On 29 November – the first day of the High Court hearing of the Trans healthcare case – the judge appeared to echo the concern of his judicial colleague in May about the apparent futility of the litigation, noting that the declaratory relief sought by the claimants would “not advance the position of the claimants at all, as it would not put the claimants higher on the waiting list”. In other words, while the litigation may result in yet another near-worthless bit of paper that Jolyon can wave around, it seems unlikely to make any material difference to trans people seeking NHS treatment. [Update: on 16 January the High Court dismissed the GLP’s claim.]
Maybe December will be a better month for the GLP. And November wasn’t all bad news for the GLP: their open Crowdjustice crowdfunders raked in a cool £98,920. That total includes the above-mentioned £45,423 for the ‘ministerial emails’ appeal, £10,457 for the relatively new ‘sewage dumping’ case, and a stonking £32,423 for the latest money-spinner, Tufton Street, which launched on 25 November.
[Update, 2 December: Well, December didn’t get off to a great start for the GLP, as yesterday their “textbook poor lawyering” in the ‘ministerial emails’ case resulted in the Court of Appeal dismissing their appeal and claim for judicial review. And it is clear from the judgment that the three judges were also not terribly impressed by the GLP’s lawyering, and in particular the GLP’s failure to make clear what relief it was seeking from the Court: “The fact that a claimant is unable or unwilling to particularise the relief that they seek, may be an indication that the claim should not be pursued.” Ouch.
And earlier today the Charity Commission announced that it has opened a statutory inquiry into Mermaids, due to “newly identified issues about the charity’s governance and management”. The words ‘stones’, ‘glass’ and ‘houses’ come to mind. Maybe it wasn’t such a good idea for Mermaids to accept that “informal advice on law and comms” from Jolyon.]
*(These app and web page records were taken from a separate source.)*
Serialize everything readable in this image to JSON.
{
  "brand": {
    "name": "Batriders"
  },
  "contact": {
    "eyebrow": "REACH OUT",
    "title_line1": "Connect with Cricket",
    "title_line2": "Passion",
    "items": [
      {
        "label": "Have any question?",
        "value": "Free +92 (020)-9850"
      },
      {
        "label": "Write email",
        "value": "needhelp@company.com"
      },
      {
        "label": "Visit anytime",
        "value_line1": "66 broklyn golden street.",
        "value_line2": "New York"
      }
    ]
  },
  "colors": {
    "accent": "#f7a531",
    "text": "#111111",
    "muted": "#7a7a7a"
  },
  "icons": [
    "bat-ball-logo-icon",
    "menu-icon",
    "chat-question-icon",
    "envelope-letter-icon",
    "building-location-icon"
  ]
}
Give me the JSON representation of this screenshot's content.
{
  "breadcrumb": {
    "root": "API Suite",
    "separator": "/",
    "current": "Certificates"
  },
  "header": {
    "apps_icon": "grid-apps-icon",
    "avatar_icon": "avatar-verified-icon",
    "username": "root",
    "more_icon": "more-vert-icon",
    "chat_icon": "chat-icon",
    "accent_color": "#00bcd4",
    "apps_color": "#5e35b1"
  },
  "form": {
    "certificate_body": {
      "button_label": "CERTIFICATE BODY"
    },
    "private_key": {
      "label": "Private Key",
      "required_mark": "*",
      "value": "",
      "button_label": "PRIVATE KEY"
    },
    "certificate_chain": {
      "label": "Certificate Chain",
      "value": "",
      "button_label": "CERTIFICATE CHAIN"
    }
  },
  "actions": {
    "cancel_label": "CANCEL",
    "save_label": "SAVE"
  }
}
Anyway, here’s my updated Table of Failure and Futility, showing the sum raised by and outcome to date of the GLP’s 52 Crowdjustice crowdfunders since 2017. And, if you want, you can compare it against the GLP’s own Spreadsheet of Glorious Victories, which on 29 November they (finally) updated to the end of September. I’ll be taking a closer look at that Spreadsheet on this blog in due course.